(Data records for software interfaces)
-- Opening Marker --

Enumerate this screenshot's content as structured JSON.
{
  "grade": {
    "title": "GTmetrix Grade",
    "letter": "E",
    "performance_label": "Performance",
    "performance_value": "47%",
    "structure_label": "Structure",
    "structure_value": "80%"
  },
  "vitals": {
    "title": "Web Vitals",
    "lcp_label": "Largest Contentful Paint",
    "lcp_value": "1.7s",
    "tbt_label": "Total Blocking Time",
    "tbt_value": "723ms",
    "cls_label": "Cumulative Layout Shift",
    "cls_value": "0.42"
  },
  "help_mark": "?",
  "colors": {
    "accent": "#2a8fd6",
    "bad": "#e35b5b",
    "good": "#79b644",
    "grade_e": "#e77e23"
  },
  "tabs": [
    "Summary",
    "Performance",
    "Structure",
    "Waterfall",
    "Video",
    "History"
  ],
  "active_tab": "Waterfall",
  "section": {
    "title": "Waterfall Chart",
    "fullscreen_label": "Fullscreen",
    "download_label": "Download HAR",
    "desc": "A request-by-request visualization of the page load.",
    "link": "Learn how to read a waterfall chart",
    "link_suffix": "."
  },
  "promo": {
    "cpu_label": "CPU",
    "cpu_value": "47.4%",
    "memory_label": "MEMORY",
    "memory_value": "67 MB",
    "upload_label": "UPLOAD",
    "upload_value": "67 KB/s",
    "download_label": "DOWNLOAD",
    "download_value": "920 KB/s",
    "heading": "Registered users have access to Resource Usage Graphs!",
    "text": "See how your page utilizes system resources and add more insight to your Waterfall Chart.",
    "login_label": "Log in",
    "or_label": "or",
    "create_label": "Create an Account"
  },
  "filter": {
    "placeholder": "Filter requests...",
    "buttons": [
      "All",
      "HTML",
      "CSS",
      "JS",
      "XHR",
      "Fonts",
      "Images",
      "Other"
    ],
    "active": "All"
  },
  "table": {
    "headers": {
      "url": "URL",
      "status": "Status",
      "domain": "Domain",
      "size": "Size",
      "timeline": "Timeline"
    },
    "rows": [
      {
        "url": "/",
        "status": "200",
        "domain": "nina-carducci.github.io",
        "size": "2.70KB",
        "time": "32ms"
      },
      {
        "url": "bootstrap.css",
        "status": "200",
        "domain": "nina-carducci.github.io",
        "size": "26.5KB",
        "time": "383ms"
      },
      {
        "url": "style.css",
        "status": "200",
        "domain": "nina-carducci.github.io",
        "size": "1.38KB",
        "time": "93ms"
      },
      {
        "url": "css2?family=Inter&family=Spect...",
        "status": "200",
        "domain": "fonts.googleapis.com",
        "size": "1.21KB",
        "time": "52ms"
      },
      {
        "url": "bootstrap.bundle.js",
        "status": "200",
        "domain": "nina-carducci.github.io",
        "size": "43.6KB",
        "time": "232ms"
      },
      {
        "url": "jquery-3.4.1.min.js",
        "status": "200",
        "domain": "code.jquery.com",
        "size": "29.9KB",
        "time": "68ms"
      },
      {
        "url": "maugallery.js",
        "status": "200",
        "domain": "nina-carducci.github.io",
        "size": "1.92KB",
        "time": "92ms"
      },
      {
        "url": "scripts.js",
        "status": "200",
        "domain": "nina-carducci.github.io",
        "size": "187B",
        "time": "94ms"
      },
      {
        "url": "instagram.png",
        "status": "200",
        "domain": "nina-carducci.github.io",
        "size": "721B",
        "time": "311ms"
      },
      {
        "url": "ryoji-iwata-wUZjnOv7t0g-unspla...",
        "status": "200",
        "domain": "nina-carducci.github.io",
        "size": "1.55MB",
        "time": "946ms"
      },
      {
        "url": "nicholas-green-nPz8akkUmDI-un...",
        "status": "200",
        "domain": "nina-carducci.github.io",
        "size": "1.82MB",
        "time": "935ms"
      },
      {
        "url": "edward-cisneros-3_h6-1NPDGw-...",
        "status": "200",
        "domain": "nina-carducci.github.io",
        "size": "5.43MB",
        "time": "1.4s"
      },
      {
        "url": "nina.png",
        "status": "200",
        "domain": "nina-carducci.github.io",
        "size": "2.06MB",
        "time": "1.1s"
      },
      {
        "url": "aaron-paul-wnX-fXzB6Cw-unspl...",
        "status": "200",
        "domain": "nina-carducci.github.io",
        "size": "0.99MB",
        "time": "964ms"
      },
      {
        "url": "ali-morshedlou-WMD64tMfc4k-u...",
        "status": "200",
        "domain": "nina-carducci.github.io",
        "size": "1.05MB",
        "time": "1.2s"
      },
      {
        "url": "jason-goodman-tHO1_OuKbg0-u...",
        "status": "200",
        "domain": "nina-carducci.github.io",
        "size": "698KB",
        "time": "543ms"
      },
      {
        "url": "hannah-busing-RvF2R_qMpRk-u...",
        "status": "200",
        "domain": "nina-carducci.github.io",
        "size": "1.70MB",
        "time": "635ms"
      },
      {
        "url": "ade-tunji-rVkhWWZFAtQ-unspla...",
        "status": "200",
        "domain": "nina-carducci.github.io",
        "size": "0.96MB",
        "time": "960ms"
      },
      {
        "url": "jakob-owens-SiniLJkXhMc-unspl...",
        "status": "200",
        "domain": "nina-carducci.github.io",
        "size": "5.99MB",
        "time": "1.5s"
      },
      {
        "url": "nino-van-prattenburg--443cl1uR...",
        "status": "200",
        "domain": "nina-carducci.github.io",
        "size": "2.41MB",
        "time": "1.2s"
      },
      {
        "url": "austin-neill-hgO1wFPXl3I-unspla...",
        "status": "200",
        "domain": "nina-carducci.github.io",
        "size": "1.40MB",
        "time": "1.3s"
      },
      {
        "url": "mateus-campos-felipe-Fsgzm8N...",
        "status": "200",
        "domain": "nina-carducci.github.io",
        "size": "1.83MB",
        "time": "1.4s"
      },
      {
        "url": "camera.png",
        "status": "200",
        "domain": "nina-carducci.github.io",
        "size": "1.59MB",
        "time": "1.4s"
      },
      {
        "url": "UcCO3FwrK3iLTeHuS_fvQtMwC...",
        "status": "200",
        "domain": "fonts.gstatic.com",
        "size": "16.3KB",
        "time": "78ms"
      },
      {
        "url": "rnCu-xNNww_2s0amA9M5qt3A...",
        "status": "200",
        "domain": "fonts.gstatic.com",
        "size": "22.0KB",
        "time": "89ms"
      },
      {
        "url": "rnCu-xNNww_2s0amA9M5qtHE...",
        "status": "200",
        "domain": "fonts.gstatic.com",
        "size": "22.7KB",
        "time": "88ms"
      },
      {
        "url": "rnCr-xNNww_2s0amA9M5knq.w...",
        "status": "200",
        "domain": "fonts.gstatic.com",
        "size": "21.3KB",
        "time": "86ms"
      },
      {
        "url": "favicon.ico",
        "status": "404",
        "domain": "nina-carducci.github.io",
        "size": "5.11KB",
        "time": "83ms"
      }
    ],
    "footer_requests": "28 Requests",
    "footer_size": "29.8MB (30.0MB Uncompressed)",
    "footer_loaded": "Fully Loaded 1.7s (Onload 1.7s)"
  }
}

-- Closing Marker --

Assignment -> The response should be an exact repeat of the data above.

Response ->
Enumerate this screenshot's content as structured JSON.
{
  "grade": {
    "title": "GTmetrix Grade",
    "letter": "E",
    "performance_label": "Performance",
    "performance_value": "47%",
    "structure_label": "Structure",
    "structure_value": "80%"
  },
  "vitals": {
    "title": "Web Vitals",
    "lcp_label": "Largest Contentful Paint",
    "lcp_value": "1.7s",
    "tbt_label": "Total Blocking Time",
    "tbt_value": "723ms",
    "cls_label": "Cumulative Layout Shift",
    "cls_value": "0.42"
  },
  "help_mark": "?",
  "colors": {
    "accent": "#2a8fd6",
    "bad": "#e35b5b",
    "good": "#79b644",
    "grade_e": "#e77e23"
  },
  "tabs": [
    "Summary",
    "Performance",
    "Structure",
    "Waterfall",
    "Video",
    "History"
  ],
  "active_tab": "Waterfall",
  "section": {
    "title": "Waterfall Chart",
    "fullscreen_label": "Fullscreen",
    "download_label": "Download HAR",
    "desc": "A request-by-request visualization of the page load.",
    "link": "Learn how to read a waterfall chart",
    "link_suffix": "."
  },
  "promo": {
    "cpu_label": "CPU",
    "cpu_value": "47.4%",
    "memory_label": "MEMORY",
    "memory_value": "67 MB",
    "upload_label": "UPLOAD",
    "upload_value": "67 KB/s",
    "download_label": "DOWNLOAD",
    "download_value": "920 KB/s",
    "heading": "Registered users have access to Resource Usage Graphs!",
    "text": "See how your page utilizes system resources and add more insight to your Waterfall Chart.",
    "login_label": "Log in",
    "or_label": "or",
    "create_label": "Create an Account"
  },
  "filter": {
    "placeholder": "Filter requests...",
    "buttons": [
      "All",
      "HTML",
      "CSS",
      "JS",
      "XHR",
      "Fonts",
      "Images",
      "Other"
    ],
    "active": "All"
  },
  "table": {
    "headers": {
      "url": "URL",
      "status": "Status",
      "domain": "Domain",
      "size": "Size",
      "timeline": "Timeline"
    },
    "rows": [
      {
        "url": "/",
        "status": "200",
        "domain": "nina-carducci.github.io",
        "size": "2.70KB",
        "time": "32ms"
      },
      {
        "url": "bootstrap.css",
        "status": "200",
        "domain": "nina-carducci.github.io",
        "size": "26.5KB",
        "time": "383ms"
      },
      {
        "url": "style.css",
        "status": "200",
        "domain": "nina-carducci.github.io",
        "size": "1.38KB",
        "time": "93ms"
      },
      {
        "url": "css2?family=Inter&family=Spect...",
        "status": "200",
        "domain": "fonts.googleapis.com",
        "size": "1.21KB",
        "time": "52ms"
      },
      {
        "url": "bootstrap.bundle.js",
        "status": "200",
        "domain": "nina-carducci.github.io",
        "size": "43.6KB",
        "time": "232ms"
      },
      {
        "url": "jquery-3.4.1.min.js",
        "status": "200",
        "domain": "code.jquery.com",
        "size": "29.9KB",
        "time": "68ms"
      },
      {
        "url": "maugallery.js",
        "status": "200",
        "domain": "nina-carducci.github.io",
        "size": "1.92KB",
        "time": "92ms"
      },
      {
        "url": "scripts.js",
        "status": "200",
        "domain": "nina-carducci.github.io",
        "size": "187B",
        "time": "94ms"
      },
      {
        "url": "instagram.png",
        "status": "200",
        "domain": "nina-carducci.github.io",
        "size": "721B",
        "time": "311ms"
      },
      {
        "url": "ryoji-iwata-wUZjnOv7t0g-unspla...",
        "status": "200",
        "domain": "nina-carducci.github.io",
        "size": "1.55MB",
        "time": "946ms"
      },
      {
        "url": "nicholas-green-nPz8akkUmDI-un...",
        "status": "200",
        "domain": "nina-carducci.github.io",
        "size": "1.82MB",
        "time": "935ms"
      },
      {
        "url": "edward-cisneros-3_h6-1NPDGw-...",
        "status": "200",
        "domain": "nina-carducci.github.io",
        "size": "5.43MB",
        "time": "1.4s"
      },
      {
        "url": "nina.png",
        "status": "200",
        "domain": "nina-carducci.github.io",
        "size": "2.06MB",
        "time": "1.1s"
      },
      {
        "url": "aaron-paul-wnX-fXzB6Cw-unspl...",
        "status": "200",
        "domain": "nina-carducci.github.io",
        "size": "0.99MB",
        "time": "964ms"
      },
      {
        "url": "ali-morshedlou-WMD64tMfc4k-u...",
        "status": "200",
        "domain": "nina-carducci.github.io",
        "size": "1.05MB",
        "time": "1.2s"
      },
      {
        "url": "jason-goodman-tHO1_OuKbg0-u...",
        "status": "200",
        "domain": "nina-carducci.github.io",
        "size": "698KB",
        "time": "543ms"
      },
      {
        "url": "hannah-busing-RvF2R_qMpRk-u...",
        "status": "200",
        "domain": "nina-carducci.github.io",
        "size": "1.70MB",
        "time": "635ms"
      },
      {
        "url": "ade-tunji-rVkhWWZFAtQ-unspla...",
        "status": "200",
        "domain": "nina-carducci.github.io",
        "size": "0.96MB",
        "time": "960ms"
      },
      {
        "url": "jakob-owens-SiniLJkXhMc-unspl...",
        "status": "200",
        "domain": "nina-carducci.github.io",
        "size": "5.99MB",
        "time": "1.5s"
      },
      {
        "url": "nino-van-prattenburg--443cl1uR...",
        "status": "200",
        "domain": "nina-carducci.github.io",
        "size": "2.41MB",
        "time": "1.2s"
      },
      {
        "url": "austin-neill-hgO1wFPXl3I-unspla...",
        "status": "200",
        "domain": "nina-carducci.github.io",
        "size": "1.40MB",
        "time": "1.3s"
      },
      {
        "url": "mateus-campos-felipe-Fsgzm8N...",
        "status": "200",
        "domain": "nina-carducci.github.io",
        "size": "1.83MB",
        "time": "1.4s"
      },
      {
        "url": "camera.png",
        "status": "200",
        "domain": "nina-carducci.github.io",
        "size": "1.59MB",
        "time": "1.4s"
      },
      {
        "url": "UcCO3FwrK3iLTeHuS_fvQtMwC...",
        "status": "200",
        "domain": "fonts.gstatic.com",
        "size": "16.3KB",
        "time": "78ms"
      },
      {
        "url": "rnCu-xNNww_2s0amA9M5qt3A...",
        "status": "200",
        "domain": "fonts.gstatic.com",
        "size": "22.0KB",
        "time": "89ms"
      },
      {
        "url": "rnCu-xNNww_2s0amA9M5qtHE...",
        "status": "200",
        "domain": "fonts.gstatic.com",
        "size": "22.7KB",
        "time": "88ms"
      },
      {
        "url": "rnCr-xNNww_2s0amA9M5knq.w...",
        "status": "200",
        "domain": "fonts.gstatic.com",
        "size": "21.3KB",
        "time": "86ms"
      },
      {
        "url": "favicon.ico",
        "status": "404",
        "domain": "nina-carducci.github.io",
        "size": "5.11KB",
        "time": "83ms"
      }
    ],
    "footer_requests": "28 Requests",
    "footer_size": "29.8MB (30.0MB Uncompressed)",
    "footer_loaded": "Fully Loaded 1.7s (Onload 1.7s)"
  }
}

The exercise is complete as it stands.